Edited by leftnose - 12/4/12 at 10:44am
post #2353 of 2659
Quote:
 The Sony NEX 6 is almost perfect but the e-mount lenses aren't quite ready yet, I think, in terms of quality and selection.  And it's also odd how large the e-mount lenses are. I'm not an expert in optics but I would have thought the relatively small sensor and short register distance would have allowed for smaller lenses.

 

 

Agreed. Fuji has done a much better job on this front. The E-mount, however, adapts very nicely to my M-mount glass. :) And with focus peaking, and an EVF, the Nex 7 is pretty darn fun (I have no real need for AF - and the NEX 6 looks great on this front too). If only I could find a small fast 24mm that didn't run me a grand or two. 

post #2354 of 2659
Quote:
Originally Posted by liamstrain View Post

 

 

For what it is worth, I have shot Leica rangefinders for decades, and only once have had to futz with the rangefinder alignment (not really that difficult with the right tool). And if you send them in for a CLA every few years anyway, they'll do it for you. Ultimately, it's a non-issue. The issue for me is the cost of their digital offerings. I cannot justify it for my "fun" cameras. I'll keep shooting film rangefinders and small format digital (mirrorless and dslr) - but until I can get an M9 for under 2k on the used market, that particular merger is not going to happen. 

 

I see that as two issues though: (1) people who have done the infinity alignment claim it is easy because they've done it, I haven't and there's no guarantee I will find it as easy (or tedious or bothersome); but the crust of the matter is (2) if it has to be sent for CLA, I hear it's a long 4 to 8++ week trip halfway across the world. I just can't accept that. But if I had enough disposable income I would love to own a Leica MP with a 35 summicron though.

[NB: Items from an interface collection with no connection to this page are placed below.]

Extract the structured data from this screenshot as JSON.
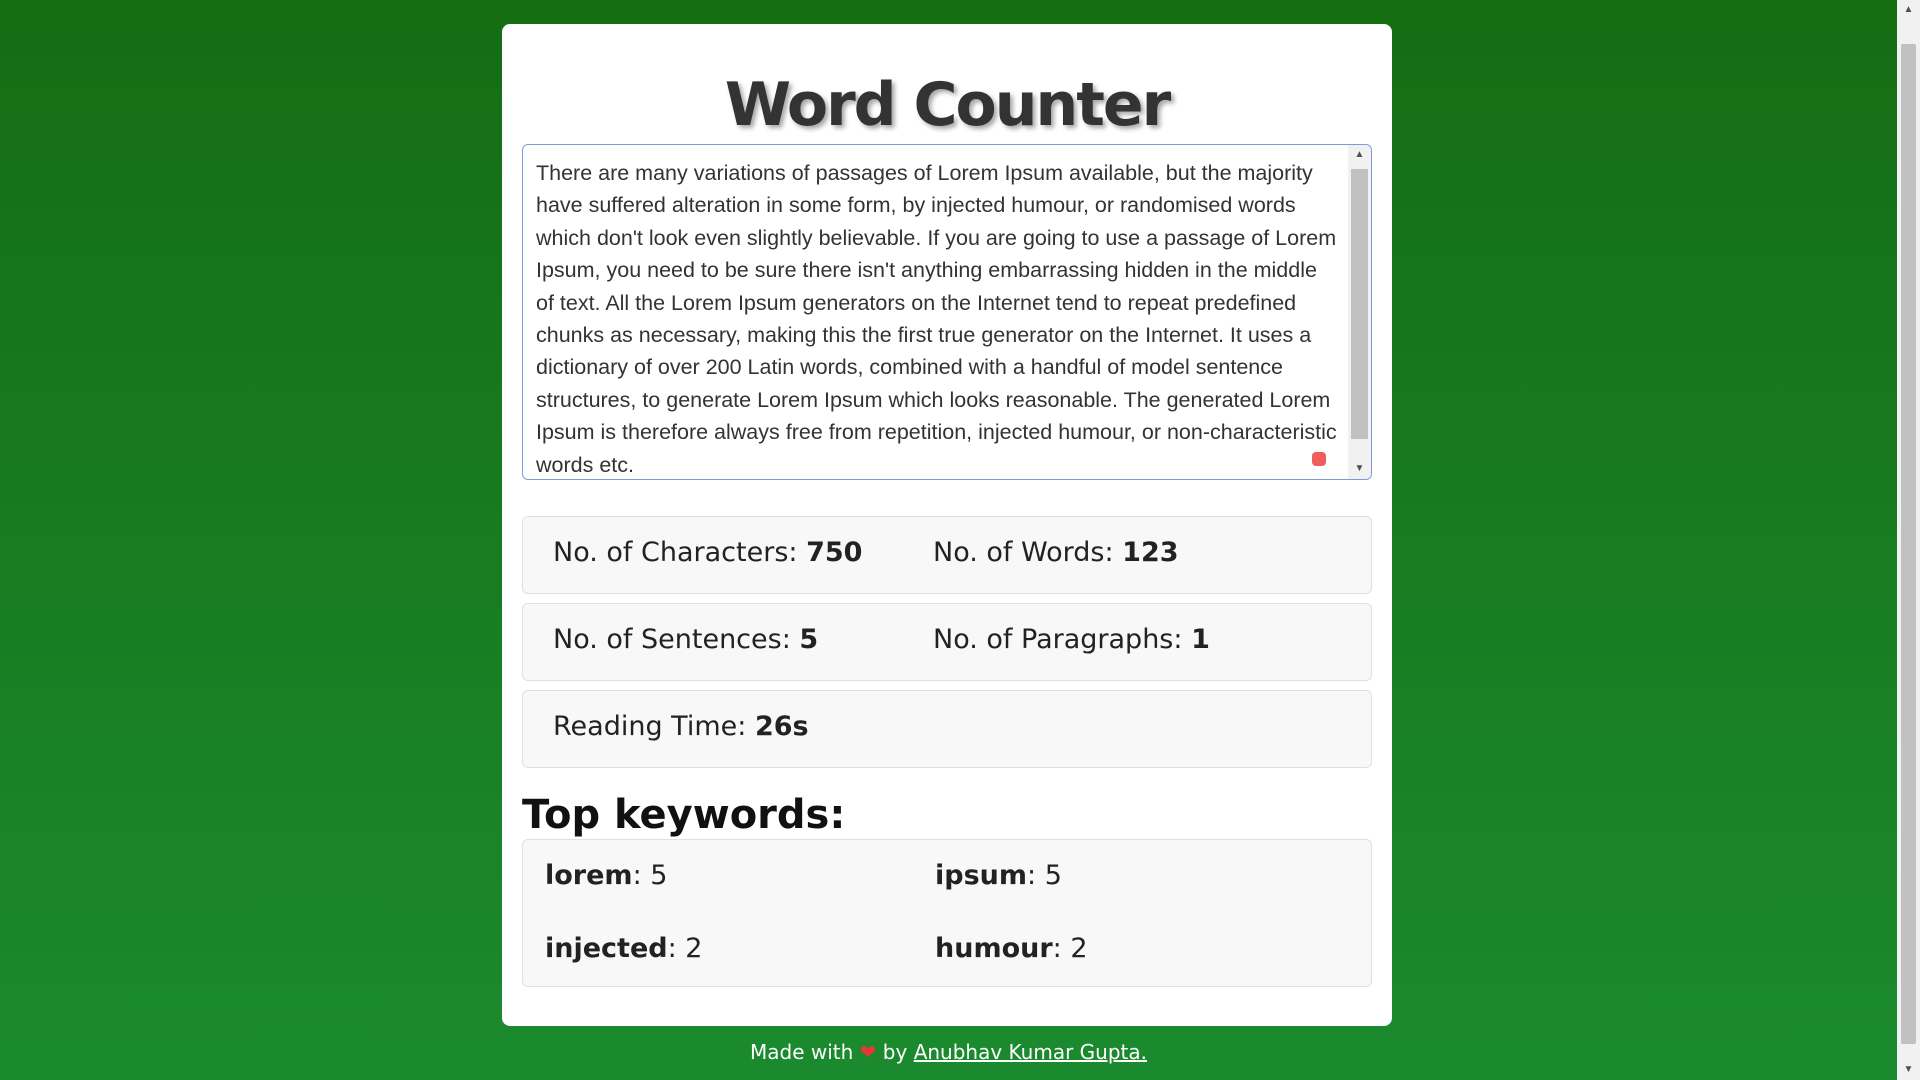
{
  "app": {
    "title": "Word Counter"
  },
  "editor": {
    "text": "There are many variations of passages of Lorem Ipsum available, but the majority have suffered alteration in some form, by injected humour, or randomised words which don't look even slightly believable. If you are going to use a passage of Lorem Ipsum, you need to be sure there isn't anything embarrassing hidden in the middle of text. All the Lorem Ipsum generators on the Internet tend to repeat predefined chunks as necessary, making this the first true generator on the Internet. It uses a dictionary of over 200 Latin words, combined with a handful of model sentence structures, to generate Lorem Ipsum which looks reasonable. The generated Lorem Ipsum is therefore always free from repetition, injected humour, or non-characteristic words etc."
  },
  "stats": {
    "characters": {
      "label": "No. of Characters:",
      "value": "750"
    },
    "words": {
      "label": "No. of Words:",
      "value": "123"
    },
    "sentences": {
      "label": "No. of Sentences:",
      "value": "5"
    },
    "paragraphs": {
      "label": "No. of Paragraphs:",
      "value": "1"
    },
    "reading_time": {
      "label": "Reading Time:",
      "value": "26s"
    }
  },
  "keywords": {
    "heading": "Top keywords:",
    "items": [
      {
        "word": "lorem",
        "count": ": 5"
      },
      {
        "word": "ipsum",
        "count": ": 5"
      },
      {
        "word": "injected",
        "count": ": 2"
      },
      {
        "word": "humour",
        "count": ": 2"
      }
    ]
  },
  "footer": {
    "made_with": "Made with",
    "heart": "❤",
    "by": "by",
    "author": "Anubhav Kumar Gupta."
  },
  "colors": {
    "background_top": "#156d12",
    "background_bottom": "#1b8a2e",
    "card": "#ffffff",
    "heart": "#e53935"
  }
}
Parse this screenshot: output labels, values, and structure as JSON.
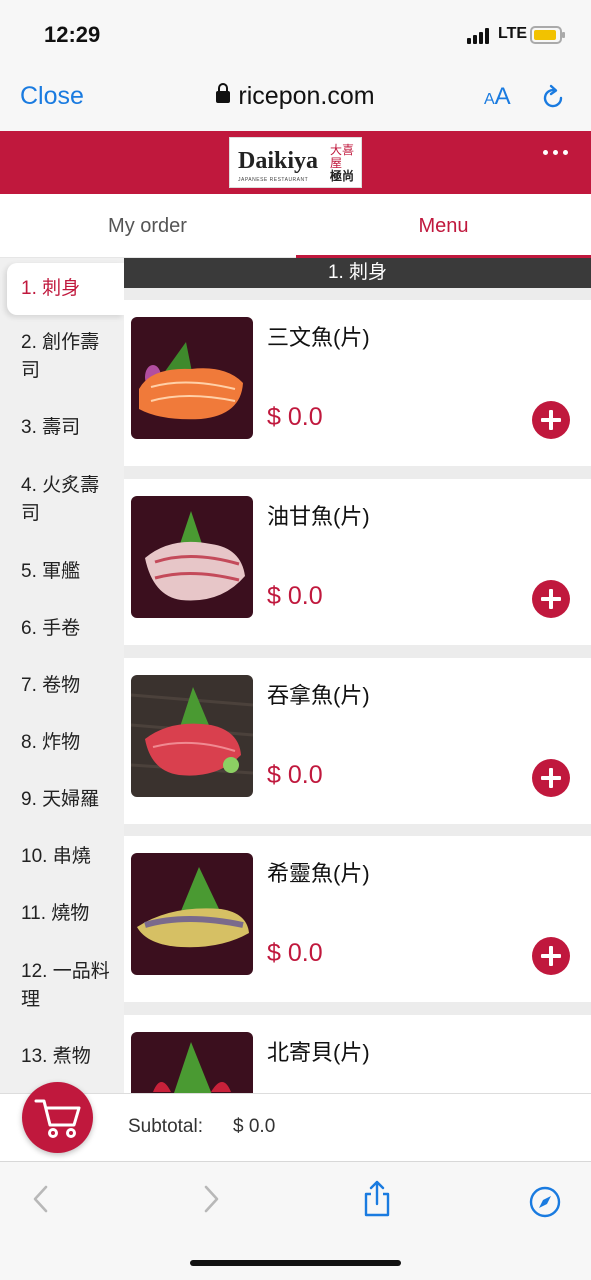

Quote:
Originally Posted by liamstrain View Post

 

 

Agreed. Fuji has done a much better job on this front. The E-mount, however, adapts very nicely to my M-mount glass. :) And with focus peaking, and an EVF, the Nex 7 is pretty darn fun (I have no real need for AF - and the NEX 6 looks great on this front too). If only I could find a small fast 24mm that didn't run me a grand or two. 

 

I think the main problem with the E-mount is that its registration distance is too close for its own good. The digital sensor just isn't ready for it, resulting in color shifts in the corners. The 16MP sensors are significantly less affected by it, while the 24MP NEX-7 suffers from it greatly. I've seen the samples of the Zeiss Biogons and Leica Summicrons, the magenta color cast is horrible and while you can fix it with third party software (Cornerfix), it requires a very specific workflow and can be tedious with a large collection of shots with mixed lenses. Even the new 10-18 ultrawide seems to exhibit this problem on the NEX-7. I think Zeiss was very well aware of it and designed their 24/1.8 Sonnar around the problem -- if you have this lens you'd notice the rear element is actually buried deep inside the lens mount, meaning they actually increased the distance away from the sensor.

 

With that in mind, a full frame version of this mount would be an even bigger problem. I think any fullframe mirrorless will need to have a registration distance equal or greater to the M-mount in order to perform well, IQ-wise, but that would make such a camera significantly less attractive if you can no longer adapt M-mount lenses to it.


Edited by MadCow - 12/4/12 at 6:30pm
post #2355 of 2659

I don't know where you are in MY but I would be very surprised if there weren't a Leica repair center in Singapore.

 

When I say that it's a non-issue, I speak from my experience with three Leica bodies dating from the 50s-70s that were originally owned by my dad before I usurped them.  They've never needed adjustment.  Now, that doesn't mean there's no problem but I wouldn't worry about it too much.

 

Look for a good late model M6.  Not a whole lot different than the MP and a bunch cheaper.

 

EDIT: Actually, the M6 might be preferable to the MP as the M6 has the M4 version rewind knob.  The MP uses the M3/M2 knob that's a complete pain to use, even if it looks nicer.


Edited by leftnose - 12/4/12 at 7:15pm
New Posts  All Forums:Forum Nav:
  Return Home